Lex loci celebrationis (Article 17, Civil Code)

The forms and solemnities of contracts, wills, and other public instruments shall be governed by the laws of the country in which they are executed.

When the acts referred to are executed before the diplomatic or consular officials of the Republic of the Philippines in a foreign country, the solemnities established by the Philippine laws shall be observed in their execution.

Prohibitive laws concerning persons, their acts or property, and those which have for their object public order, public policy and good customs shall not be rendered ineffective by laws or judgments promulgated, or by determinations or conventions agreed upon in a foreign country. (Article 17, Civil Code of the Philippines)

Paras explains that the first paragraph of the Article lays down the rule of lex loci celebrationis insofar as extrinsic validity (forms and solemnities) is concerned. Thus, a contract entered into by a Filipino in China will be governed by Chinese law insofar as form and solemnities of the contract are concerned. Thus also, if a power of attorney is executed in Texas, Texan laws and not the Philippine Civil Code should determine its formal validity. (Citing Germann and Co. v. Donaldson, Sim and Co., 1 Phil. 63)

Albano explains that, while matters pertaining to the due execution of contracts are regulated according to the law of the place of their execution, on the other hand, matters connected with the performance of contracts are regulated by the law in force at the place of performance. This is called "lex loci solutionis." Remedies, such as the bringing of suit, admissibility of evidence, and the statute of limitations, depend upon the law of the place where the action is brought. (Gov’t. of Phil. vs. Frank, 13 Phil. 236).

Lex loci solutionis (Latin: "law of the place of performance"), in conflict of laws, is the law applied in the place of an event. If a case comes before a court and all the main features of the case are local, the court will then apply the lex fori, the prevailing municipal law, to decide the case.

The second paragraph speaks of the extension of Philippine formal laws to acts executed before diplomatic or consular officials of the Republic of the Philippines in a foreign country. It is as if such acts were made in the Philippine Islands and, therefore, solemnities under our laws will govern.

The last paragraph talks about the effect of foreign laws, foreign decisions, treaties, etc. on Philippine prohibitive laws concerning persons, their acts or property. For example, in the case of Querubin v. Querubin, G.R. No. L-3693, July 29, 1950, a US court allowed a mother living with a man other than her husband to exercise authority over her child with the lawful husband. It was held by our Supreme Court that such a decision cannot be enforced in the Philippines. The rule is the same today except that in case of separation of his parents, no child under 7 years of age shall be separated from his mother, unless the court finds compelling reasons to do so. Even the commission of adultery, according to the Code Commission, is not a compelling reason. (Paras, 2008)

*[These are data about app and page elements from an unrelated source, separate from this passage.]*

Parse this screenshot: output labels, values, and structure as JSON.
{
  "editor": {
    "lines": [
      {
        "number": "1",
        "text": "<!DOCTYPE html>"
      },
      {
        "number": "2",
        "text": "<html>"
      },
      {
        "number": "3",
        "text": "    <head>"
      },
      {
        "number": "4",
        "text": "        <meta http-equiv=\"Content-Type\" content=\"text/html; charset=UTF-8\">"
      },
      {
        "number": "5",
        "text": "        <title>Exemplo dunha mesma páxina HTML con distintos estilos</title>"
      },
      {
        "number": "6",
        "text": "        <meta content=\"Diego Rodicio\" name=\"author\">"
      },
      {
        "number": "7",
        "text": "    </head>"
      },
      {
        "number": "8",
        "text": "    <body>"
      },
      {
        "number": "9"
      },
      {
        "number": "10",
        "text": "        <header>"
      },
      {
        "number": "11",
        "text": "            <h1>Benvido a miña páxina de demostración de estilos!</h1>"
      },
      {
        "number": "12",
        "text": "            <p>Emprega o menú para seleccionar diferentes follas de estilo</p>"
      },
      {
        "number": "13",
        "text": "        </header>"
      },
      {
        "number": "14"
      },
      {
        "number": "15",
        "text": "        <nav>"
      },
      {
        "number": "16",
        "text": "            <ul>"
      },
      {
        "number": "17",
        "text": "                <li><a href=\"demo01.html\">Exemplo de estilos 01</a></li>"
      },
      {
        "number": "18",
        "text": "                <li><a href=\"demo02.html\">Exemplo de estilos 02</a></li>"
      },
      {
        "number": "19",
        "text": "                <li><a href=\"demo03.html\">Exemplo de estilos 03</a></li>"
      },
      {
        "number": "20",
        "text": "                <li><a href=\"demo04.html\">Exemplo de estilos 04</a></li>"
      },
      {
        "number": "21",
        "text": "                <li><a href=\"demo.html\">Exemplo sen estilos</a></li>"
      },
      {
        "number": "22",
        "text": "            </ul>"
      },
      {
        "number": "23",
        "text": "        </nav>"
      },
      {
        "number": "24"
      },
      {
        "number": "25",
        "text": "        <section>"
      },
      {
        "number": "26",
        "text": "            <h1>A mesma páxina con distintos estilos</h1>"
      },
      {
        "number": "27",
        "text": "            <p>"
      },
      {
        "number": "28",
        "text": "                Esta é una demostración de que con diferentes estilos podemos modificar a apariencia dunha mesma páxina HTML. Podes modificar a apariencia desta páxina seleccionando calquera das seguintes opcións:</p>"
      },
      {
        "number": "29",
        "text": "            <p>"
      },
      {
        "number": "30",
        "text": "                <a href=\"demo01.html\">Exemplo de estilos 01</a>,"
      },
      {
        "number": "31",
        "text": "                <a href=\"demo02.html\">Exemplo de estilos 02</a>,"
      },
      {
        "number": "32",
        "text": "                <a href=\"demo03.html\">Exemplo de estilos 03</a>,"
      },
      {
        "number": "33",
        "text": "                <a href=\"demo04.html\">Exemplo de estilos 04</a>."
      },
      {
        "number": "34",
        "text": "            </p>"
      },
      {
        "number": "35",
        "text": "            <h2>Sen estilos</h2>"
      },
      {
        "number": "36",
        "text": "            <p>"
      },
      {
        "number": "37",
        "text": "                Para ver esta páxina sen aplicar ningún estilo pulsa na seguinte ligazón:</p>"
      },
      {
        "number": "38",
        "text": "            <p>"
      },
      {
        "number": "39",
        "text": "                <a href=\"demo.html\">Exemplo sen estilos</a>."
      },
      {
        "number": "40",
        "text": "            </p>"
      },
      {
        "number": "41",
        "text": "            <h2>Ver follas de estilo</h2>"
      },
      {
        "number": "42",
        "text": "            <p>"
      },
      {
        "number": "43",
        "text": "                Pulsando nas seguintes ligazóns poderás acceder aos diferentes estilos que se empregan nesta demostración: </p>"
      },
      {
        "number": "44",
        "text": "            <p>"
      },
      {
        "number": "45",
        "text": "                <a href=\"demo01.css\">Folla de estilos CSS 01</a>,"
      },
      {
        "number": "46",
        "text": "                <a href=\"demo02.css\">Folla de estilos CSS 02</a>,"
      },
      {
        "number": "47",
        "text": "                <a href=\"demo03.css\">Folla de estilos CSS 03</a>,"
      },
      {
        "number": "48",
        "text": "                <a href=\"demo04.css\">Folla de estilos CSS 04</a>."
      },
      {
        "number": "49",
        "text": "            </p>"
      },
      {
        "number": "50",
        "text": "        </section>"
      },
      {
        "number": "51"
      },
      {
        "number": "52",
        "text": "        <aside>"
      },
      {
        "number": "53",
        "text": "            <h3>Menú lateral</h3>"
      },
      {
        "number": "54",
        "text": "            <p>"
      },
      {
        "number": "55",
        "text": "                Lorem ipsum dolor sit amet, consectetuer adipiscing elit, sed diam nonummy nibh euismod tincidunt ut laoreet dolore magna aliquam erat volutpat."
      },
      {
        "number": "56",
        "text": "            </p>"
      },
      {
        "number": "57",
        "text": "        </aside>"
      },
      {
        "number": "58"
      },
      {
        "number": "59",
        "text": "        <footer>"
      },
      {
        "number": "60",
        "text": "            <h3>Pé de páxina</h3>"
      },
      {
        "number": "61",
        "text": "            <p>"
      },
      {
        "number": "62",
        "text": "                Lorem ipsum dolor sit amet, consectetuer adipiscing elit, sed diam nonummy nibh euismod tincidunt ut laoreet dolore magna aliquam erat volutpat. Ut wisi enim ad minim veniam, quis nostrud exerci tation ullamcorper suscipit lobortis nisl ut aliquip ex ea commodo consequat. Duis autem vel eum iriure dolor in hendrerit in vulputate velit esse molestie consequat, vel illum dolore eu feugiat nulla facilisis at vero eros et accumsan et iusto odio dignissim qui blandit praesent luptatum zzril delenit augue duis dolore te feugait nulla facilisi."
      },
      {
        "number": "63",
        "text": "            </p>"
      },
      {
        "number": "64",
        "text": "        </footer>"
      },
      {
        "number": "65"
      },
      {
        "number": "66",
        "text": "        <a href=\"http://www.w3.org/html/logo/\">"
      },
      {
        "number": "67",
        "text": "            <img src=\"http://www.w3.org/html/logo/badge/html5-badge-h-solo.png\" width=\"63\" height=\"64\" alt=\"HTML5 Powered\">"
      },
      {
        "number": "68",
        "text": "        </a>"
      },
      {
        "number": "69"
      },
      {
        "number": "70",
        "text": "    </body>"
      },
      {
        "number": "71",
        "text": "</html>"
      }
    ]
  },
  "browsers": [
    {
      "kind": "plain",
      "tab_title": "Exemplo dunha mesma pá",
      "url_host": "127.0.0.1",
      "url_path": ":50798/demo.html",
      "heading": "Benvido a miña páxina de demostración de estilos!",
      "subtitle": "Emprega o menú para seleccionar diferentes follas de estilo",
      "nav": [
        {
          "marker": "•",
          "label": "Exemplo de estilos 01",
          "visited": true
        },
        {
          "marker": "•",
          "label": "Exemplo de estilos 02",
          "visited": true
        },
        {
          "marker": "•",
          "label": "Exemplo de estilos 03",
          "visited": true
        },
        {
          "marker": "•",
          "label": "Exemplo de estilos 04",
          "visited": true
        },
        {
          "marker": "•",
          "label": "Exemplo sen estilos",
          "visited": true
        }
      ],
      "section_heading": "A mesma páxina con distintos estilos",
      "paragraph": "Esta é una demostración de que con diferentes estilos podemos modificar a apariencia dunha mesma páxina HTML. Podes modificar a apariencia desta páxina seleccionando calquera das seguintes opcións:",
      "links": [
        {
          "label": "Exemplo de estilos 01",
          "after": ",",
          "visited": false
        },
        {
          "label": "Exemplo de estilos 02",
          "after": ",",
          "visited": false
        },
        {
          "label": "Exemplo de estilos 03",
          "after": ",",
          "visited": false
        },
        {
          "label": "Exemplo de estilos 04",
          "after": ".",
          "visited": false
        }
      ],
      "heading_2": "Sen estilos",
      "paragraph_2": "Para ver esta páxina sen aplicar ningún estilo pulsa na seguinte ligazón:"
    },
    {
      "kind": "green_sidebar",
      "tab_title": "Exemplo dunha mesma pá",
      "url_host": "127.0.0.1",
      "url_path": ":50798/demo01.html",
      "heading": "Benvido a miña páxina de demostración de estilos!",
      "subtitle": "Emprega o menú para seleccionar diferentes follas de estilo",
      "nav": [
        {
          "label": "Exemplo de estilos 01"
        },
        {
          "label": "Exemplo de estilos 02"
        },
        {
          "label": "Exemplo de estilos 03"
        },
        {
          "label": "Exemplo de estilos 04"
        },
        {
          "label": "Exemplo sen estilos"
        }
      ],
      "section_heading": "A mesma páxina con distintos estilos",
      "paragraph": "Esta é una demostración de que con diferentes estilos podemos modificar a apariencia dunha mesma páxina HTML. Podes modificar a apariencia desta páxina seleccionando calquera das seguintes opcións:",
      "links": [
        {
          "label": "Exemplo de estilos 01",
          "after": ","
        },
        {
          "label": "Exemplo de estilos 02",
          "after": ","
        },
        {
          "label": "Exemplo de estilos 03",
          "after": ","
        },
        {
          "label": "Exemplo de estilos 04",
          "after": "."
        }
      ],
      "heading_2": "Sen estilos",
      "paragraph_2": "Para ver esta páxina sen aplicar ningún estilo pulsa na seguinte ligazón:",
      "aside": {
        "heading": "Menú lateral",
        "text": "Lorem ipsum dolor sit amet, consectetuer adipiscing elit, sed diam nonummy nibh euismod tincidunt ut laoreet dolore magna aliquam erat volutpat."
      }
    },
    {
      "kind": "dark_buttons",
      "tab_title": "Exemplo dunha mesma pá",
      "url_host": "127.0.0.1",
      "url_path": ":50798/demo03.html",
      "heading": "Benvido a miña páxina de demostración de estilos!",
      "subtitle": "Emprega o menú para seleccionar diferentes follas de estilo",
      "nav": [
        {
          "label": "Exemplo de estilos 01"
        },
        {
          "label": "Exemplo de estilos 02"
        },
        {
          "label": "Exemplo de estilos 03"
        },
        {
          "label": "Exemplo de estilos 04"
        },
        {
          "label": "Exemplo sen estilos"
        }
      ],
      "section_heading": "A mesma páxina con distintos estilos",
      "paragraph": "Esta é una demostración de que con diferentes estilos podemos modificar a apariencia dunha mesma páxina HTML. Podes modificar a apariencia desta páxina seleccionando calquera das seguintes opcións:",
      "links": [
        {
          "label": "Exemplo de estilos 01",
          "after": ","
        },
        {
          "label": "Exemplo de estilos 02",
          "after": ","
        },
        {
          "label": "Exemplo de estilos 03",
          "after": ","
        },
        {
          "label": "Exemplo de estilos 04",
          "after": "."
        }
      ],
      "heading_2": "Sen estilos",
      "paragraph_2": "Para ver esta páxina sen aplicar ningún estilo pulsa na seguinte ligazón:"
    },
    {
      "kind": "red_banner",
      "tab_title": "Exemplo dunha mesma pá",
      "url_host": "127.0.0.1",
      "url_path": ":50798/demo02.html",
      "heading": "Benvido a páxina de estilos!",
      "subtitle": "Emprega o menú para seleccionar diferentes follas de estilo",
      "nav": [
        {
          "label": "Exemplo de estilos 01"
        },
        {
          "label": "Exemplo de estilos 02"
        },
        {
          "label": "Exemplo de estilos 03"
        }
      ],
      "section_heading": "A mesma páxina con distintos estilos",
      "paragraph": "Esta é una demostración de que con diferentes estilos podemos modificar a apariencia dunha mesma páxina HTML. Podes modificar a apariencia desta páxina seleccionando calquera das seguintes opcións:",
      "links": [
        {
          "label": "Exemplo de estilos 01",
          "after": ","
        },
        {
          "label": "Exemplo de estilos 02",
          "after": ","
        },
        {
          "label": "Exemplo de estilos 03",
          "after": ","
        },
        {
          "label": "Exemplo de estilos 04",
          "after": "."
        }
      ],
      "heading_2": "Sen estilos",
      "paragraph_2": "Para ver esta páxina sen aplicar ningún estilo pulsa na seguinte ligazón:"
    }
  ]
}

In simpler terms, what the last paragraph of Article 17 is saying is that Philippine public policy laws and rules cannot be rendered useless by foreign statutes or decisions, even treaties.Moreover, foreign law should not be applied when its application would work undeniable injustice to the citizens or residents of the forum. To give justice is the most important function of law; hence, a law, or judgment or contract that is obviously unjust negates the fundamental principles of Conflict of Laws. (G.R. No. 193707, December 10, 2014)

In the case of Del Socorro v. Van Wilsem (G.R. No. 193707, December 10, 2014), the Supreme Court said: "The public policy sought to be protected in the instant case is the principle imbedded in our jurisdiction proscribing the splitting up of a single cause of action. Section 4, Rule 2 of the 1997 Rules of Civil Procedure is pertinent — If two or more suits are instituted on the basis of the same cause of action, the filing of one or a judgment upon the merits in any one is available as a ground for the dismissal of the others."

Another example of a public policy that cannot be ignored is the constitutional protection to labor. According to the Supreme Court, whether employed locally or overseas, all Filipino workers enjoy the protective mantle of Philippine labor and social legislation, contract stipulations to the contrary notwithstanding. This pronouncement is in keeping with the basic public policy of the State to afford protection to labor, promote full employment, ensure equal work opportunities regardless of sex, race or creed, and regulate the relations between workers and employers. (Becmen Service v. Cuaresma, G.R. Nos. 182978-79, April 07, 2009)